Networked rings represent a new type of technology wearable, emerging as part of the smartphone ecosystem. At Fashion Week 2014 in New York City, Ringblingzintroduced their first ring connected to a smartphone. So what role do we see fashion accessories such as rings playing in the Networked Society?
As I outlined in my blog post on networked watches, most wearables that are connected to a smartphone and are accompanied by an app. A networked ring is a smaller notification device than the phone-watch combination and further exploits the technology miniaturization potential. The screen size takes us back to the early mobile phone days, when 20 characters were visible to the user. Vibration is a vital trigger for the user and short range radios connect the ring to your phone.
These first networked rings are targeting younger user segments. The design of the ring is a key buying criteria since it is as much a fashion statement as it is a communication device. Networked rings belong to one of the 4-5 wearable tech product categories (together with watches, activity bracelets, health monitors and life-logs) with mass market potential.
The primary applications for networked rings are social media notifications and lifestyle trackers. The differentiation in relation to watches and bracelets will be its small size and stylish look. Aggregating data from a variety of sources and screening out the most relevant is an attractive tool for reducing information overload.

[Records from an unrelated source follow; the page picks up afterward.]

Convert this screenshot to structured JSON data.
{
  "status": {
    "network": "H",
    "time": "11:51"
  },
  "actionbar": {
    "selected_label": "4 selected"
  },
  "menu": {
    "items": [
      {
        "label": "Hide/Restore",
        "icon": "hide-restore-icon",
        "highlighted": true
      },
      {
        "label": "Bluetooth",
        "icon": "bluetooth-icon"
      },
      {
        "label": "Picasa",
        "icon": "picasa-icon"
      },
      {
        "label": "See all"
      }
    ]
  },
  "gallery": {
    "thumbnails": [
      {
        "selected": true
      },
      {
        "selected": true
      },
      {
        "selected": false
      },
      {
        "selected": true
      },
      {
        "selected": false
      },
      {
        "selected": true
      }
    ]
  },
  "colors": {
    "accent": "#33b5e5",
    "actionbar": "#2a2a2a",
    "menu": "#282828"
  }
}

New smartphone generations, with larger screens, can remain the pocket or purse for basic information tracking.
My predictions for the near-term future of wearable tech are:
* All wearables will be designed as slaves to smartphones, with short haul radio, dedicated smartphone apps and motion sensors as basic ingredients.
* Wearable design will continue to grow in importance and rings are born into a fashion category from start.
* 1-2 wearable devices will gain mass market appeal in 2014, opening up for a breakthrough for networked rings.
* Use will be reactive and triggered by light buzzes, prior to watching the micro screen.